Go ahead and browse this book. Follow your interests and instincts. No previous knowledge is required! Start with a chapter that seems new and interesting or maybe even begin with a topic where you feel more experienced. Head to the table of contents or the Index to find topics that you want to know more about immediately. The table of contents is a great map you can use to find information listed chapter by chapter. The index lets you really want to drill down on a topic. If you’re completely new to venture capital, why not begin with the chapters in Part I?

Wherever you go, you’re sure to find useful information.

Part I

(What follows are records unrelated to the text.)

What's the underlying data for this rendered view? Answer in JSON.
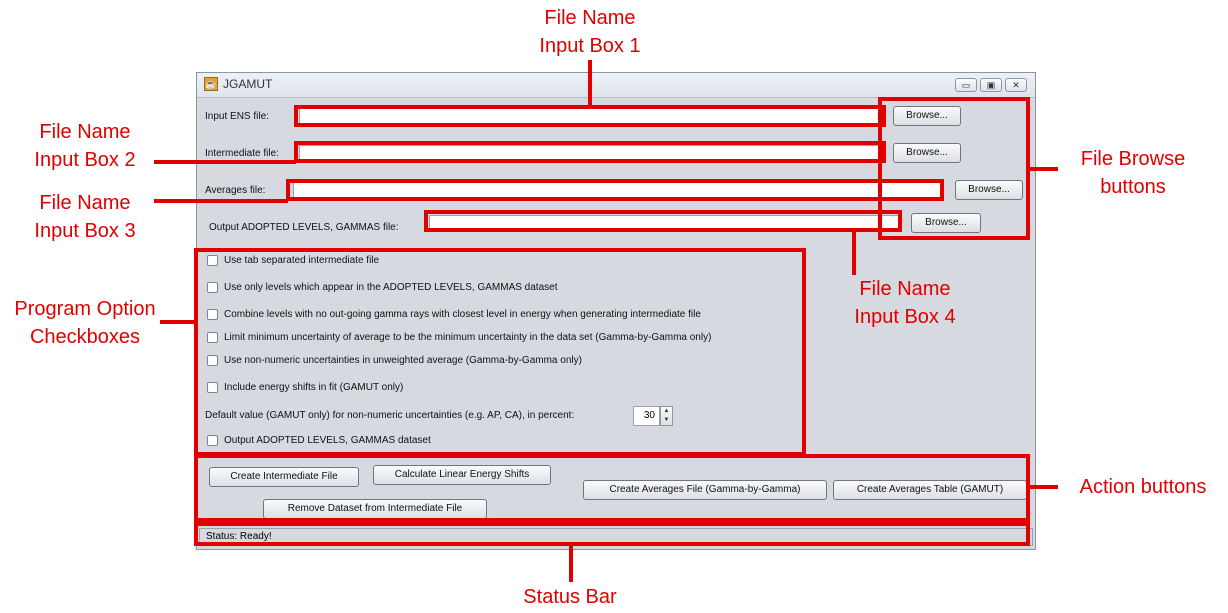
{
  "window": {
    "title": "JGAMUT",
    "controls": {
      "minimize": "▭",
      "maximize": "▣",
      "close": "✕"
    }
  },
  "files": {
    "ens_label": "Input ENS file:",
    "ens_value": "",
    "intermediate_label": "Intermediate file:",
    "intermediate_value": "",
    "averages_label": "Averages file:",
    "averages_value": "",
    "output_label": "Output ADOPTED LEVELS, GAMMAS file:",
    "output_value": "",
    "browse": "Browse..."
  },
  "options": [
    "Use tab separated intermediate file",
    "Use only levels which appear in the ADOPTED LEVELS, GAMMAS dataset",
    "Combine levels with no out-going gamma rays with closest level in energy when generating intermediate file",
    "Limit minimum uncertainty of average to be the minimum uncertainty in the data set (Gamma-by-Gamma only)",
    "Use non-numeric uncertainties in unweighted average (Gamma-by-Gamma only)",
    "Include energy shifts in fit (GAMUT only)",
    "Output ADOPTED LEVELS, GAMMAS dataset"
  ],
  "default_value": {
    "label": "Default value (GAMUT only) for non-numeric uncertainties (e.g. AP, CA), in percent:",
    "value": "30"
  },
  "actions": {
    "create_intermediate": "Create Intermediate File",
    "calc_shifts": "Calculate Linear Energy Shifts",
    "remove_dataset": "Remove Dataset from Intermediate File",
    "create_averages_file": "Create Averages File (Gamma-by-Gamma)",
    "create_averages_table": "Create Averages Table (GAMUT)"
  },
  "status": "Status: Ready!",
  "annotations": {
    "input1_line1": "File Name",
    "input1_line2": "Input Box 1",
    "input2_line1": "File Name",
    "input2_line2": "Input Box 2",
    "input3_line1": "File Name",
    "input3_line2": "Input Box 3",
    "input4_line1": "File Name",
    "input4_line2": "Input Box 4",
    "browse_line1": "File Browse",
    "browse_line2": "buttons",
    "options_line1": "Program Option",
    "options_line2": "Checkboxes",
    "actions": "Action buttons",
    "status": "Status Bar"
  },
  "colors": {
    "annotation": "#e00000",
    "window_bg": "#d6d9df"
  }
}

Getting Started with Venture Capital

Visit www.dummies.com for great Dummies content online.

In this part…

Discover the mindset that sets founders of venture businesses apart from other business owners.

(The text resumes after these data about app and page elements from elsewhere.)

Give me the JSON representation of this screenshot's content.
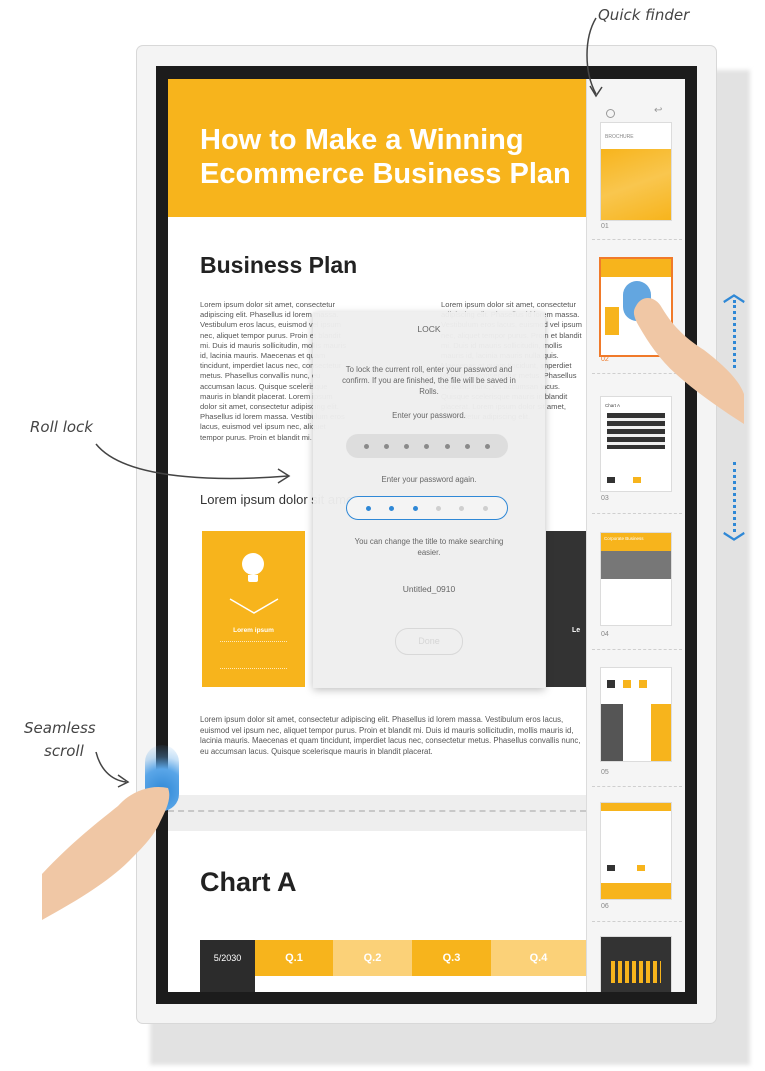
{
  "annotations": {
    "quick_finder": "Quick finder",
    "roll_lock": "Roll lock",
    "seamless_scroll_1": "Seamless",
    "seamless_scroll_2": "scroll"
  },
  "document": {
    "hero_title": "How to Make a Winning Ecommerce Business Plan",
    "section_title": "Business Plan",
    "col1_text": "Lorem ipsum dolor sit amet, consectetur adipiscing elit. Phasellus id lorem massa. Vestibulum eros lacus, euismod vel ipsum nec, aliquet tempor purus. Proin et blandit mi. Duis id mauris sollicitudin, mollis mauris id, lacinia mauris. Maecenas et quam tincidunt, imperdiet lacus nec, consectetur metus. Phasellus convallis nunc, eu accumsan lacus. Quisque scelerisque mauris in blandit placerat. Lorem ipsum dolor sit amet, consectetur adipiscing elit. Phasellus id lorem massa. Vestibulum eros lacus, euismod vel ipsum nec, aliquet tempor purus. Proin et blandit mi.",
    "col2_text": "Lorem ipsum dolor sit amet, consectetur adipiscing elit. Phasellus id lorem massa. Vestibulum eros lacus, euismod vel ipsum nec, aliquet tempor purus. Proin et blandit mi. Duis id mauris sollicitudin, mollis mauris id, lacinia mauris nulla quis. Maecenas et quam tincidunt, imperdiet lacus nec, consectetur metus. Phasellus convallis nunc, eu accumsan lacus. Quisque scelerisque mauris in blandit placerat. Lorem ipsum dolor sit amet, consectetur adipiscing elit.",
    "subheading": "Lorem ipsum dolor sit amet",
    "card_label": "Lorem ipsum",
    "card_right_label": "Le",
    "body_text": "Lorem ipsum dolor sit amet, consectetur adipiscing elit. Phasellus id lorem massa. Vestibulum eros lacus, euismod vel ipsum nec, aliquet tempor purus. Proin et blandit mi. Duis id mauris sollicitudin, mollis mauris id, lacinia mauris. Maecenas et quam tincidunt, imperdiet lacus nec, consectetur metus. Phasellus convallis nunc, eu accumsan lacus. Quisque scelerisque mauris in blandit placerat.",
    "chart_title": "Chart A",
    "table_headers": [
      "5/2030",
      "Q.1",
      "Q.2",
      "Q.3",
      "Q.4"
    ]
  },
  "dialog": {
    "title": "LOCK",
    "instructions": "To lock the current roll, enter your password and confirm. If you are finished, the file will be saved in Rolls.",
    "enter_pw": "Enter your password.",
    "enter_pw_again": "Enter your password again.",
    "change_title_hint": "You can change the title to make searching easier.",
    "file_title": "Untitled_0910",
    "done_button": "Done"
  },
  "finder": {
    "thumbnail_labels": [
      "01",
      "02",
      "03",
      "04",
      "05",
      "06"
    ],
    "thumb1_header": "BROCHURE",
    "thumb4_title": "Corporate Business",
    "thumb3_title": "Chart A"
  },
  "colors": {
    "accent": "#f7b41c",
    "annotation_blue": "#2f88d6",
    "dark": "#1c1c1c"
  }
}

Get the lowdown on what venture capitalists look for, how venture capital fund works, and the legal restrictions that impact which companies are selected for investment.

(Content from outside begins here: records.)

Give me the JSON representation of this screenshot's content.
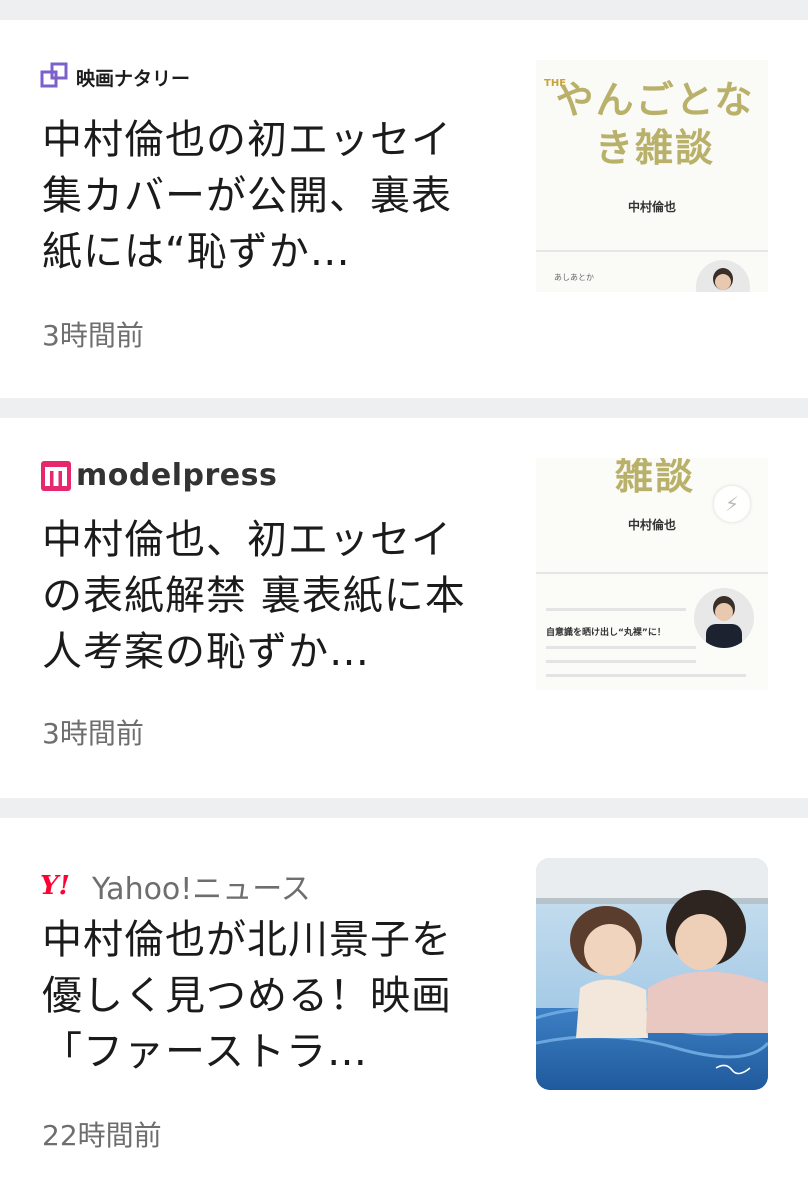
{
  "articles": [
    {
      "source": "映画ナタリー",
      "headline": "中村倫也の初エッセイ集カバーが公開、裏表紙には“恥ずか…",
      "time": "3時間前",
      "thumb": {
        "title": "やんごとなき雑談",
        "title_small": "THE",
        "author": "中村倫也",
        "text": "あしあとか"
      }
    },
    {
      "source": "modelpress",
      "headline": "中村倫也、初エッセイの表紙解禁 裏表紙に本人考案の恥ずか…",
      "time": "3時間前",
      "thumb": {
        "title": "雑談",
        "author": "中村倫也",
        "text": "自意識を晒け出し“丸裸”に！"
      }
    },
    {
      "source": "Yahoo!ニュース",
      "headline": "中村倫也が北川景子を優しく見つめる！映画「ファーストラ…",
      "time": "22時間前",
      "logo_text": "Y!"
    }
  ]
}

Determine which funding options — venture capital, angel investors, crowdfunding, and more — can best help your company meet its growth goals.

Take the first step to securing venture capital by creating opportunities, online and face to face, to attract the attention of a venture capitalist.

Chapter 1

Nothing Ventured, Nothing Gained: Venture Capital Basics

In This Chapter

Getting familiar with venture capital and venture capitalists

Determining whether you have a venture company

Seeing the whole venture capital process

If you’re starting a new business, welcome to the club! Starting a business can be the most exciting, scary, enlightening venture that you embark on. If you’ve been running a business for a while and are just starting to look for money, you’ve come to the right place!

Venture capital is often misunderstood and feels like a big cloaked, black box to many people. In reality, venture capital is pretty easy to understand after you’ve been given the basics. Further, venture capitalists are more open about sharing information than people think. You just need to know where to look for the information.

In this book, you discover which companies benefit most from venture capital, how venture capital works, how to connect with VCs, and when the time comes, how to pitch to investors. We also describe the whole start-up funding landscape and explain how to navigate it wisely. This chapter introduces you to venture capital and provides a general overview. Consider it your gateway to this exciting world.

Lesen Sie weiter in der vollständigen Ausgabe!

Lesen Sie weiter in der vollständigen Ausgabe!

Lesen Sie weiter in der vollständigen Ausgabe!

Lesen Sie weiter in der vollständigen Ausgabe!

Lesen Sie weiter in der vollständigen Ausgabe!

Lesen Sie weiter in der vollständigen Ausgabe!

Lesen Sie weiter in der vollständigen Ausgabe!

Lesen Sie weiter in der vollständigen Ausgabe!

Lesen Sie weiter in der vollständigen Ausgabe!

Lesen Sie weiter in der vollständigen Ausgabe!

Lesen Sie weiter in der vollständigen Ausgabe!

Lesen Sie weiter in der vollständigen Ausgabe!

Lesen Sie weiter in der vollständigen Ausgabe!

Lesen Sie weiter in der vollständigen Ausgabe!

Lesen Sie weiter in der vollständigen Ausgabe!

Lesen Sie weiter in der vollständigen Ausgabe!

Lesen Sie weiter in der vollständigen Ausgabe!

Lesen Sie weiter in der vollständigen Ausgabe!

Lesen Sie weiter in der vollständigen Ausgabe!

Lesen Sie weiter in der vollständigen Ausgabe!

Lesen Sie weiter in der vollständigen Ausgabe!

Lesen Sie weiter in der vollständigen Ausgabe!

Lesen Sie weiter in der vollständigen Ausgabe!

Lesen Sie weiter in der vollständigen Ausgabe!

Lesen Sie weiter in der vollständigen Ausgabe!